To the youths cultivating the roots of this street culture in the 20th century, graffiti represented their identities, from the names they used to the artwork that helped them identify with one another and showcase their artistic talents. Growing up in the “invisible generation” in a city whose economic distress was increasingly linked to crime and urban decay, the youths were constantly feeling repressed. With funding for schools and art programs being cut, the youths were losing access to any outlets they had for expressing this distress and their artistic abilities. They did not want to be invisible — they wanted to be seen, a cry that was explicitly echoed by graffiti artist “SEEN,” who made sure to live up to this name by painting it all over the subway trains and stations. Through graffiti, the artists were able to send messages to one another and gain recognition for their abilities. They were able to display their art publicly in a place that made their existences known within a space and system that sought to disenfranchise their voices.

The seemingly simple act of writing their names on a public space may appear insignificant, vandalous or ill-intentioned. However, to these youths, writing their names was a way to resist being erased by a society that was constantly trying to deny their existences, refusing to see them as anything other than criminals who were “less than.” Through their names, graffiti writers protested, expressed themselves and found a way to belong to a community. Graffiti connected writers and artists to one another and to the world. They shared ideas, honed their skills and earned respect by improving their styles. They were creating art and starting a movement at the same time.

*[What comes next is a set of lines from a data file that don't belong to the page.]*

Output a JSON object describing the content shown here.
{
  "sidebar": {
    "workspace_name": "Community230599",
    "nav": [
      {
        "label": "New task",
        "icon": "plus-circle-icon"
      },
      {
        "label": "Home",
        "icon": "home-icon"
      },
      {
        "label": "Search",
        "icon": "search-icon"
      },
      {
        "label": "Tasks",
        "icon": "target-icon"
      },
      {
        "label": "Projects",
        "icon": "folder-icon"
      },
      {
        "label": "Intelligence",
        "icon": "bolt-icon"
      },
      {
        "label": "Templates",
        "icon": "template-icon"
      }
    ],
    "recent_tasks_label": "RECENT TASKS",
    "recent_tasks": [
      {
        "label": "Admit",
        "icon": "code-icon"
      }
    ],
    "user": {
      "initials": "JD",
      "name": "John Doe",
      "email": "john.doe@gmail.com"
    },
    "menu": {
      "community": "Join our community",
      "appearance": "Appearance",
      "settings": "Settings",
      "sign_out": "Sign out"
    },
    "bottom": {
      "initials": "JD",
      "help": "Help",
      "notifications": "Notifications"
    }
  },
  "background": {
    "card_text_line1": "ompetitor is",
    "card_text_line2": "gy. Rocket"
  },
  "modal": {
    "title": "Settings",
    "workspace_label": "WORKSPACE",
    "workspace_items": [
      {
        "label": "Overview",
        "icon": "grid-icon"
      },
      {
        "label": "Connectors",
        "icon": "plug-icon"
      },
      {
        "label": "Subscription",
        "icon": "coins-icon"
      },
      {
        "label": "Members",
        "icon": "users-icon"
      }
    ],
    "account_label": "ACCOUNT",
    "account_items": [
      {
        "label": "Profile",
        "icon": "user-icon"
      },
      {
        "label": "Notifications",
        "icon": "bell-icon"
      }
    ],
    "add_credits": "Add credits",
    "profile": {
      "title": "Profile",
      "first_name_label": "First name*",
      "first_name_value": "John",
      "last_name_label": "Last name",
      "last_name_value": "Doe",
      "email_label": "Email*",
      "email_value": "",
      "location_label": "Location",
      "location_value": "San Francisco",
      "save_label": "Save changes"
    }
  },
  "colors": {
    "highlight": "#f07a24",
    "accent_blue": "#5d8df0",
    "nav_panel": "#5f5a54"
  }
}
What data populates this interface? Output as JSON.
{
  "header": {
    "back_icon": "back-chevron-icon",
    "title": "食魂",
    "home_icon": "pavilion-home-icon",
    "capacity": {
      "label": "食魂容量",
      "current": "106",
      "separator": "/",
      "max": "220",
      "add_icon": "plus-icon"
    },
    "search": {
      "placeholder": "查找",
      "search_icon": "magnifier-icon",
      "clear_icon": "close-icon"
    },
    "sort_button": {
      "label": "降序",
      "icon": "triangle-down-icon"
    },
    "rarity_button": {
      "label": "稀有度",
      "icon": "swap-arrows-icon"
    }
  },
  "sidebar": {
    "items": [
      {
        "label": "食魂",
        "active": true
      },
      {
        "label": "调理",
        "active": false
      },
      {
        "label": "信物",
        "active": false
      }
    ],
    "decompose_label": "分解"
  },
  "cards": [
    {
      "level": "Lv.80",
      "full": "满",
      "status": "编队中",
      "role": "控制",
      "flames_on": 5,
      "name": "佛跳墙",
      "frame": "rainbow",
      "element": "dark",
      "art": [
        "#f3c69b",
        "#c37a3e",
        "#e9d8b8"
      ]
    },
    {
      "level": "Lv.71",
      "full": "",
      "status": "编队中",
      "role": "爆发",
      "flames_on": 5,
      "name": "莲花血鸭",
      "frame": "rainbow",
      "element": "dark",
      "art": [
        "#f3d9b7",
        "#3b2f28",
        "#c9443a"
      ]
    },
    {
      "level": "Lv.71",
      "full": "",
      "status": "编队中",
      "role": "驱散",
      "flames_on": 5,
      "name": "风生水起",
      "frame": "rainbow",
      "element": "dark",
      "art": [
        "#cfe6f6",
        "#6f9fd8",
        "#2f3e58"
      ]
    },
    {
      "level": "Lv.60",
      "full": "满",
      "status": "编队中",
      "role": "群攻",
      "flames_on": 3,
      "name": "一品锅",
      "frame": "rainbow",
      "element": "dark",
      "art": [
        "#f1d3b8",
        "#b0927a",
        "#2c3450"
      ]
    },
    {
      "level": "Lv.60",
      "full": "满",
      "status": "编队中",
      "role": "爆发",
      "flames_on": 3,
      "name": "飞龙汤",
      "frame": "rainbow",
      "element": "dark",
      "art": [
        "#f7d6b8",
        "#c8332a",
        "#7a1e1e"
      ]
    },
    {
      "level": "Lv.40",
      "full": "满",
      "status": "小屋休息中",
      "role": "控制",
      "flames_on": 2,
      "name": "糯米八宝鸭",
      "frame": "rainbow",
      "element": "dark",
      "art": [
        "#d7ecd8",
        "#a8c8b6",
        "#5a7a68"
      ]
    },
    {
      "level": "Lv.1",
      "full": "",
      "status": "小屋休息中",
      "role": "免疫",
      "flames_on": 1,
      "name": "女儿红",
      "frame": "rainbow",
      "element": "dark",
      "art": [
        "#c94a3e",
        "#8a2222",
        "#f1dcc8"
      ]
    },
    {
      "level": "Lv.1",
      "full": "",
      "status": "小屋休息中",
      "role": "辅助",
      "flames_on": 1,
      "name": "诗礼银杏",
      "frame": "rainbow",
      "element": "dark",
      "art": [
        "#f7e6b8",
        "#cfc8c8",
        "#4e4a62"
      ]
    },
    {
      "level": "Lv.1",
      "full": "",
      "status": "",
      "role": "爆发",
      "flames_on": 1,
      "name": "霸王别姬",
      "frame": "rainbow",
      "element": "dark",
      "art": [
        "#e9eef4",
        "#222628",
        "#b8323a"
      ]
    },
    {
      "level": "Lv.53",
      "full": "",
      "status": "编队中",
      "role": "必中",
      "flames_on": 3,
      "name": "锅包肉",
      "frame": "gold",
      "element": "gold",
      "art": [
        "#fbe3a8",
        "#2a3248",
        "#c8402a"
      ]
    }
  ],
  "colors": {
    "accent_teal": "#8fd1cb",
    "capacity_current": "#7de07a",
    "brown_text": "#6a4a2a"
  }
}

They were communicating social, political, economic and personal messages in the most unforgiving environments. They were saying, “I am here. We are here.”

Contact Jenny Lee at [email protected].